By 2003, Engle had pinpointed the mutations that cause CFEOM type 1, as well as CFEOM type 2, which she'd discovered in families in the Middle East. Both mutated genes suggested that the root cause of CFEOM disorders was in the development of neurons, not in the stiffening of the eye muscles (as was previously thought and suggested by the "fibrosis" in CFEOM). Engle was intrigued by exactly how the genetic mutations caused the developmental problems. But she knew little about this area of biology.
Her lab had the choice of continuing to identify genetic causes of eye disorders, and then pass the genes along to other groups to study, or delving into the molecular details of the disorders themselves. She chose the harder path, heading straight to developmental biology textbooks. "We did what I felt would be most exciting and meaningful in the long haul," Engle says, "just follow the trail wherever it leads us."
That same year a graduate student in neurobiology approached Engle, interested in working in her lab. Max Tischfield arrived at just the right time and was a key player in the lab's evolution over the next seven years, bringing his own expertise in developmental neuroscience, and basic research, to the then largely clinically oriented lab. He led the effort to study the latest set of gene mutations that the Engle lab had discovered—work that drew the lab into studying the role of microtubules in nervous system development.
Tischfield, now a postdoctoral fellow in the lab of HHMI investigator Jeremy Nathans at Hopkins, says, "I'm very proud of where Elizabeth's lab is today. When I joined, the lab was very much clinicians, trying to classify these diseases. Now, there are experimental neuroscientists, cell biologists, geneticists.
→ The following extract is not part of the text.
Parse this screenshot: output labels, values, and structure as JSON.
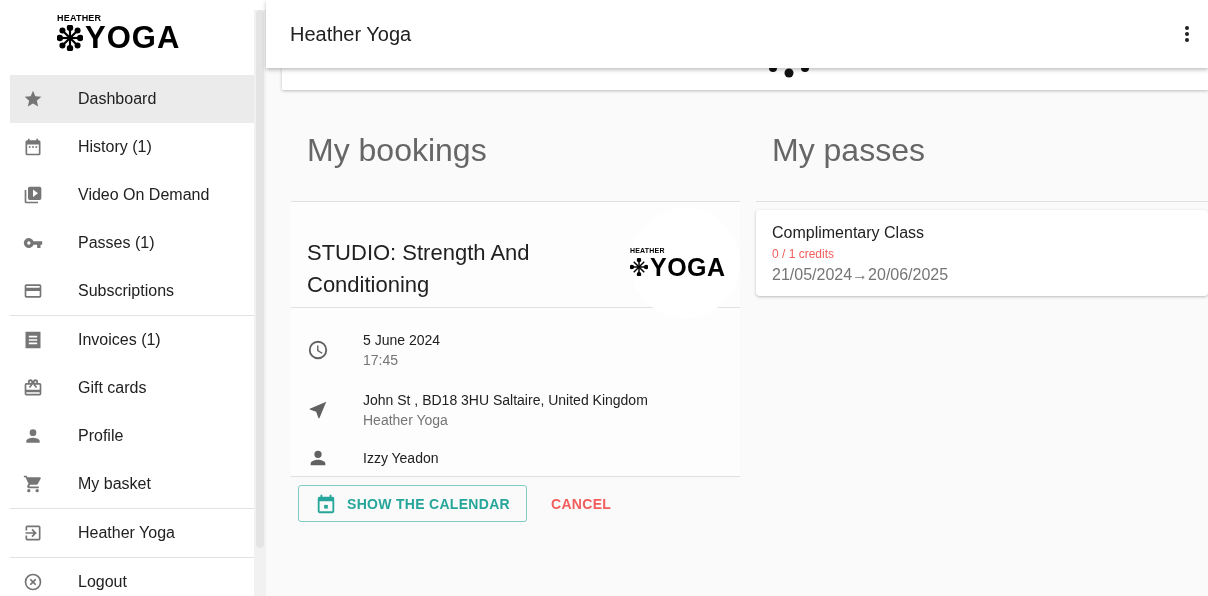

That was the natural transition that the lab was headed for, and I'm very glad I got to be there for that."